[Stored entries]
>>>

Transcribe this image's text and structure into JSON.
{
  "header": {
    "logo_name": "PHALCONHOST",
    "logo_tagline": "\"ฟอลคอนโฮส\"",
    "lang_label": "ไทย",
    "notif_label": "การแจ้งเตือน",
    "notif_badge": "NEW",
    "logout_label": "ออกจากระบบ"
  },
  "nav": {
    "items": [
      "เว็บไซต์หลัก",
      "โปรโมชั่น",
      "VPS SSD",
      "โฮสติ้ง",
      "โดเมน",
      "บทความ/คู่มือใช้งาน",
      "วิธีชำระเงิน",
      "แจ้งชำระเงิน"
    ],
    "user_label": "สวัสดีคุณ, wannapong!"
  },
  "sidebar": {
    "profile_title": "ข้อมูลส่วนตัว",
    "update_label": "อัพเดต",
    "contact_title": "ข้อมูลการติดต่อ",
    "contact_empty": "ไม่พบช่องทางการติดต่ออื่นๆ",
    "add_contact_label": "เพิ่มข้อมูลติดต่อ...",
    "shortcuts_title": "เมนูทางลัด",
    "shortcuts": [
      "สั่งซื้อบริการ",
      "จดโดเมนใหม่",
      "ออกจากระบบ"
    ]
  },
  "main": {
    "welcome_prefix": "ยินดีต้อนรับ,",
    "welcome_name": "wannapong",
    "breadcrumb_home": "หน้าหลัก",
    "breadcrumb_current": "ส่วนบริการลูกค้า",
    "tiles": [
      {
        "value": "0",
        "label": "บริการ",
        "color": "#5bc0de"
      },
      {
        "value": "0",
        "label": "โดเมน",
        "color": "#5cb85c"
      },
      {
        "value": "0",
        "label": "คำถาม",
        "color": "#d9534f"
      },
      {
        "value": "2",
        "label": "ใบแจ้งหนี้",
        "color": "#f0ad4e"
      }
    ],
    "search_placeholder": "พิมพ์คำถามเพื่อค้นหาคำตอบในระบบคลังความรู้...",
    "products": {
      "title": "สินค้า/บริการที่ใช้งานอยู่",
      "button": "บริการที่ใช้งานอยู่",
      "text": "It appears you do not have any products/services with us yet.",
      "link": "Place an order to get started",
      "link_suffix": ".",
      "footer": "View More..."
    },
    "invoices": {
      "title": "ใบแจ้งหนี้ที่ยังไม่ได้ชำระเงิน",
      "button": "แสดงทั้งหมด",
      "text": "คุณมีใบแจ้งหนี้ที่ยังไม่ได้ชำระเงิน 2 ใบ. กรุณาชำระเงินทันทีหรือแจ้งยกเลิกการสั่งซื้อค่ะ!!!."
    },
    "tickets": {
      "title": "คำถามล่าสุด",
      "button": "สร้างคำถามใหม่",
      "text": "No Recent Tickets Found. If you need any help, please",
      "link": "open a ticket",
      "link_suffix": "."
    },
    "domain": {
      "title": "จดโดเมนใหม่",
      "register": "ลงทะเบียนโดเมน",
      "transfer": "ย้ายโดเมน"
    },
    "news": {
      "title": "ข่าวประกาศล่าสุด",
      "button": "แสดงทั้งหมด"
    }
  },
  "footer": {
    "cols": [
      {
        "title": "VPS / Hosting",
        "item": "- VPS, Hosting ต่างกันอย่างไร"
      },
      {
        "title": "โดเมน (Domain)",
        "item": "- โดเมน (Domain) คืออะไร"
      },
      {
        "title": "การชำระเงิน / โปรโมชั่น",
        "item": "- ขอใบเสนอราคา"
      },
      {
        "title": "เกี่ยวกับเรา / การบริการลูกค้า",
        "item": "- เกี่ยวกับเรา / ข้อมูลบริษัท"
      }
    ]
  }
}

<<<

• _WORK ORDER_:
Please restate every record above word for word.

• _EXERCISE RESPONSE_:
Transcribe this image's text and structure into JSON.
{
  "header": {
    "logo_name": "PHALCONHOST",
    "logo_tagline": "\"ฟอลคอนโฮส\"",
    "lang_label": "ไทย",
    "notif_label": "การแจ้งเตือน",
    "notif_badge": "NEW",
    "logout_label": "ออกจากระบบ"
  },
  "nav": {
    "items": [
      "เว็บไซต์หลัก",
      "โปรโมชั่น",
      "VPS SSD",
      "โฮสติ้ง",
      "โดเมน",
      "บทความ/คู่มือใช้งาน",
      "วิธีชำระเงิน",
      "แจ้งชำระเงิน"
    ],
    "user_label": "สวัสดีคุณ, wannapong!"
  },
  "sidebar": {
    "profile_title": "ข้อมูลส่วนตัว",
    "update_label": "อัพเดต",
    "contact_title": "ข้อมูลการติดต่อ",
    "contact_empty": "ไม่พบช่องทางการติดต่ออื่นๆ",
    "add_contact_label": "เพิ่มข้อมูลติดต่อ...",
    "shortcuts_title": "เมนูทางลัด",
    "shortcuts": [
      "สั่งซื้อบริการ",
      "จดโดเมนใหม่",
      "ออกจากระบบ"
    ]
  },
  "main": {
    "welcome_prefix": "ยินดีต้อนรับ,",
    "welcome_name": "wannapong",
    "breadcrumb_home": "หน้าหลัก",
    "breadcrumb_current": "ส่วนบริการลูกค้า",
    "tiles": [
      {
        "value": "0",
        "label": "บริการ",
        "color": "#5bc0de"
      },
      {
        "value": "0",
        "label": "โดเมน",
        "color": "#5cb85c"
      },
      {
        "value": "0",
        "label": "คำถาม",
        "color": "#d9534f"
      },
      {
        "value": "2",
        "label": "ใบแจ้งหนี้",
        "color": "#f0ad4e"
      }
    ],
    "search_placeholder": "พิมพ์คำถามเพื่อค้นหาคำตอบในระบบคลังความรู้...",
    "products": {
      "title": "สินค้า/บริการที่ใช้งานอยู่",
      "button": "บริการที่ใช้งานอยู่",
      "text": "It appears you do not have any products/services with us yet.",
      "link": "Place an order to get started",
      "link_suffix": ".",
      "footer": "View More..."
    },
    "invoices": {
      "title": "ใบแจ้งหนี้ที่ยังไม่ได้ชำระเงิน",
      "button": "แสดงทั้งหมด",
      "text": "คุณมีใบแจ้งหนี้ที่ยังไม่ได้ชำระเงิน 2 ใบ. กรุณาชำระเงินทันทีหรือแจ้งยกเลิกการสั่งซื้อค่ะ!!!."
    },
    "tickets": {
      "title": "คำถามล่าสุด",
      "button": "สร้างคำถามใหม่",
      "text": "No Recent Tickets Found. If you need any help, please",
      "link": "open a ticket",
      "link_suffix": "."
    },
    "domain": {
      "title": "จดโดเมนใหม่",
      "register": "ลงทะเบียนโดเมน",
      "transfer": "ย้ายโดเมน"
    },
    "news": {
      "title": "ข่าวประกาศล่าสุด",
      "button": "แสดงทั้งหมด"
    }
  },
  "footer": {
    "cols": [
      {
        "title": "VPS / Hosting",
        "item": "- VPS, Hosting ต่างกันอย่างไร"
      },
      {
        "title": "โดเมน (Domain)",
        "item": "- โดเมน (Domain) คืออะไร"
      },
      {
        "title": "การชำระเงิน / โปรโมชั่น",
        "item": "- ขอใบเสนอราคา"
      },
      {
        "title": "เกี่ยวกับเรา / การบริการลูกค้า",
        "item": "- เกี่ยวกับเรา / ข้อมูลบริษัท"
      }
    ]
  }
}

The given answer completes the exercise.